#### To do
In the response, each entry below should appear again exactly as given.

#### Provided data
^^^^

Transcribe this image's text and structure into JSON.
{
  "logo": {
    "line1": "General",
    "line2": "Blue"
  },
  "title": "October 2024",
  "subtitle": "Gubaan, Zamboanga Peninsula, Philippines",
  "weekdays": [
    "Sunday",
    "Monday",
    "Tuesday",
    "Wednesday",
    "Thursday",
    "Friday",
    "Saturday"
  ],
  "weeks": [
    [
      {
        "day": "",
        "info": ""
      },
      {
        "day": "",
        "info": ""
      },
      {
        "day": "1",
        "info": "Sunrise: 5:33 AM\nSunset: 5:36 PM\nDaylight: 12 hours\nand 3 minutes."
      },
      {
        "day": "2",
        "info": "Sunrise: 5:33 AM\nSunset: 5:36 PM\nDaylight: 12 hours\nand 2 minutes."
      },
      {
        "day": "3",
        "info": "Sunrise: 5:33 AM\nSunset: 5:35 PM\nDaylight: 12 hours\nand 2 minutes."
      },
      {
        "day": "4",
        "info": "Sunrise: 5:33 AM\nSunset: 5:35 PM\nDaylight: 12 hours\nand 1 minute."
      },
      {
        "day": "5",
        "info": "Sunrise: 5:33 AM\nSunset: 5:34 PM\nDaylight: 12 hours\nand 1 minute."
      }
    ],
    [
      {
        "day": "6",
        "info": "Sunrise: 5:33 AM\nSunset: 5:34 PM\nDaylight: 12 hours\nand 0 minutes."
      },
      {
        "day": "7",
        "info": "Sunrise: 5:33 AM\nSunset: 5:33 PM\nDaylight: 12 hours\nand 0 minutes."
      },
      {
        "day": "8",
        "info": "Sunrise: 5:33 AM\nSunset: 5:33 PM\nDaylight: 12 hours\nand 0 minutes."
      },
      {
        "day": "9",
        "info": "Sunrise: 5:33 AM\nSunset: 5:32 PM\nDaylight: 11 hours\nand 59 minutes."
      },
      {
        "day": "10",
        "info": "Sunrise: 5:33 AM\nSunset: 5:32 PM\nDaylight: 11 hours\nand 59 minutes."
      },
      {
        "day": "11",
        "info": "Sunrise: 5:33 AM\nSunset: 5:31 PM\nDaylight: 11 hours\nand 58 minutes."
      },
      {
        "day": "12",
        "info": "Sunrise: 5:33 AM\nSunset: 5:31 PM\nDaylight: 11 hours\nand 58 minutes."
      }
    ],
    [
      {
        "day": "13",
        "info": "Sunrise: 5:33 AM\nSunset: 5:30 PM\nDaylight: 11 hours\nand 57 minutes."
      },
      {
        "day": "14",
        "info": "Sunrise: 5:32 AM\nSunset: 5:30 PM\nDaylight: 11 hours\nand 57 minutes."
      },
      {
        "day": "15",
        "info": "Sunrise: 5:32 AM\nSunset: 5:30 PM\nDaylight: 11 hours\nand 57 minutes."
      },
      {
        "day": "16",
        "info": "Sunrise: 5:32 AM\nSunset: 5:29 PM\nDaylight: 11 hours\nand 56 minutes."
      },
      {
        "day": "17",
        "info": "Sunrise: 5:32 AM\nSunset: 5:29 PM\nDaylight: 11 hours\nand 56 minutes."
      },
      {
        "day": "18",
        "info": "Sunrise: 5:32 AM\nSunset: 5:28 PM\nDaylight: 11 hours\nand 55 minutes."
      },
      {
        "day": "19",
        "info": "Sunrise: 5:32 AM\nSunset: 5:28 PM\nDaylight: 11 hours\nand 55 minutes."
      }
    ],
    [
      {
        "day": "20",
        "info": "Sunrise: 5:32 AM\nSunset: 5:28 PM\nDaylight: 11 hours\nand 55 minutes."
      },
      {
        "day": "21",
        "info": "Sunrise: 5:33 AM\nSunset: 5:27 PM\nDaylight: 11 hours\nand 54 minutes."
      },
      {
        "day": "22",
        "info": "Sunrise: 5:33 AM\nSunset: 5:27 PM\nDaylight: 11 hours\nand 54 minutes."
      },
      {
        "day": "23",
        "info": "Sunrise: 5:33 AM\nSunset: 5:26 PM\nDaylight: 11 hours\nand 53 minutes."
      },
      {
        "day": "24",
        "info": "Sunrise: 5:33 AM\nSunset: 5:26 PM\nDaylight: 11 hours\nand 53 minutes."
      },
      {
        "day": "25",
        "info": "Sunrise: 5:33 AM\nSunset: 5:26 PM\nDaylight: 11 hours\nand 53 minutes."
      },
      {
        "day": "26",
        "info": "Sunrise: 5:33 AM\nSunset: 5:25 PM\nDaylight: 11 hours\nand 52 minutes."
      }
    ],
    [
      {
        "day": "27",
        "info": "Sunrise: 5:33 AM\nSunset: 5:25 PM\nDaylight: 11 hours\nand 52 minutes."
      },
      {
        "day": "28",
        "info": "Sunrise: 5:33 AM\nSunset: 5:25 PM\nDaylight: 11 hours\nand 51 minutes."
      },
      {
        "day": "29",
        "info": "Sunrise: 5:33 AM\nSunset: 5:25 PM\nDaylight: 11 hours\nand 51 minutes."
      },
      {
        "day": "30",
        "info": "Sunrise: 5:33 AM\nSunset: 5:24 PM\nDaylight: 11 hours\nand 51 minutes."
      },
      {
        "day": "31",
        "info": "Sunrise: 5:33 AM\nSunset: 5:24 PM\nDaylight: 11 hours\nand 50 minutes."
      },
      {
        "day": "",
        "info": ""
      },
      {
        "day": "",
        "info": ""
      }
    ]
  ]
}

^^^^

#### Solved exercise
Transcribe this image's text and structure into JSON.
{
  "logo": {
    "line1": "General",
    "line2": "Blue"
  },
  "title": "October 2024",
  "subtitle": "Gubaan, Zamboanga Peninsula, Philippines",
  "weekdays": [
    "Sunday",
    "Monday",
    "Tuesday",
    "Wednesday",
    "Thursday",
    "Friday",
    "Saturday"
  ],
  "weeks": [
    [
      {
        "day": "",
        "info": ""
      },
      {
        "day": "",
        "info": ""
      },
      {
        "day": "1",
        "info": "Sunrise: 5:33 AM\nSunset: 5:36 PM\nDaylight: 12 hours\nand 3 minutes."
      },
      {
        "day": "2",
        "info": "Sunrise: 5:33 AM\nSunset: 5:36 PM\nDaylight: 12 hours\nand 2 minutes."
      },
      {
        "day": "3",
        "info": "Sunrise: 5:33 AM\nSunset: 5:35 PM\nDaylight: 12 hours\nand 2 minutes."
      },
      {
        "day": "4",
        "info": "Sunrise: 5:33 AM\nSunset: 5:35 PM\nDaylight: 12 hours\nand 1 minute."
      },
      {
        "day": "5",
        "info": "Sunrise: 5:33 AM\nSunset: 5:34 PM\nDaylight: 12 hours\nand 1 minute."
      }
    ],
    [
      {
        "day": "6",
        "info": "Sunrise: 5:33 AM\nSunset: 5:34 PM\nDaylight: 12 hours\nand 0 minutes."
      },
      {
        "day": "7",
        "info": "Sunrise: 5:33 AM\nSunset: 5:33 PM\nDaylight: 12 hours\nand 0 minutes."
      },
      {
        "day": "8",
        "info": "Sunrise: 5:33 AM\nSunset: 5:33 PM\nDaylight: 12 hours\nand 0 minutes."
      },
      {
        "day": "9",
        "info": "Sunrise: 5:33 AM\nSunset: 5:32 PM\nDaylight: 11 hours\nand 59 minutes."
      },
      {
        "day": "10",
        "info": "Sunrise: 5:33 AM\nSunset: 5:32 PM\nDaylight: 11 hours\nand 59 minutes."
      },
      {
        "day": "11",
        "info": "Sunrise: 5:33 AM\nSunset: 5:31 PM\nDaylight: 11 hours\nand 58 minutes."
      },
      {
        "day": "12",
        "info": "Sunrise: 5:33 AM\nSunset: 5:31 PM\nDaylight: 11 hours\nand 58 minutes."
      }
    ],
    [
      {
        "day": "13",
        "info": "Sunrise: 5:33 AM\nSunset: 5:30 PM\nDaylight: 11 hours\nand 57 minutes."
      },
      {
        "day": "14",
        "info": "Sunrise: 5:32 AM\nSunset: 5:30 PM\nDaylight: 11 hours\nand 57 minutes."
      },
      {
        "day": "15",
        "info": "Sunrise: 5:32 AM\nSunset: 5:30 PM\nDaylight: 11 hours\nand 57 minutes."
      },
      {
        "day": "16",
        "info": "Sunrise: 5:32 AM\nSunset: 5:29 PM\nDaylight: 11 hours\nand 56 minutes."
      },
      {
        "day": "17",
        "info": "Sunrise: 5:32 AM\nSunset: 5:29 PM\nDaylight: 11 hours\nand 56 minutes."
      },
      {
        "day": "18",
        "info": "Sunrise: 5:32 AM\nSunset: 5:28 PM\nDaylight: 11 hours\nand 55 minutes."
      },
      {
        "day": "19",
        "info": "Sunrise: 5:32 AM\nSunset: 5:28 PM\nDaylight: 11 hours\nand 55 minutes."
      }
    ],
    [
      {
        "day": "20",
        "info": "Sunrise: 5:32 AM\nSunset: 5:28 PM\nDaylight: 11 hours\nand 55 minutes."
      },
      {
        "day": "21",
        "info": "Sunrise: 5:33 AM\nSunset: 5:27 PM\nDaylight: 11 hours\nand 54 minutes."
      },
      {
        "day": "22",
        "info": "Sunrise: 5:33 AM\nSunset: 5:27 PM\nDaylight: 11 hours\nand 54 minutes."
      },
      {
        "day": "23",
        "info": "Sunrise: 5:33 AM\nSunset: 5:26 PM\nDaylight: 11 hours\nand 53 minutes."
      },
      {
        "day": "24",
        "info": "Sunrise: 5:33 AM\nSunset: 5:26 PM\nDaylight: 11 hours\nand 53 minutes."
      },
      {
        "day": "25",
        "info": "Sunrise: 5:33 AM\nSunset: 5:26 PM\nDaylight: 11 hours\nand 53 minutes."
      },
      {
        "day": "26",
        "info": "Sunrise: 5:33 AM\nSunset: 5:25 PM\nDaylight: 11 hours\nand 52 minutes."
      }
    ],
    [
      {
        "day": "27",
        "info": "Sunrise: 5:33 AM\nSunset: 5:25 PM\nDaylight: 11 hours\nand 52 minutes."
      },
      {
        "day": "28",
        "info": "Sunrise: 5:33 AM\nSunset: 5:25 PM\nDaylight: 11 hours\nand 51 minutes."
      },
      {
        "day": "29",
        "info": "Sunrise: 5:33 AM\nSunset: 5:25 PM\nDaylight: 11 hours\nand 51 minutes."
      },
      {
        "day": "30",
        "info": "Sunrise: 5:33 AM\nSunset: 5:24 PM\nDaylight: 11 hours\nand 51 minutes."
      },
      {
        "day": "31",
        "info": "Sunrise: 5:33 AM\nSunset: 5:24 PM\nDaylight: 11 hours\nand 50 minutes."
      },
      {
        "day": "",
        "info": ""
      },
      {
        "day": "",
        "info": ""
      }
    ]
  ]
}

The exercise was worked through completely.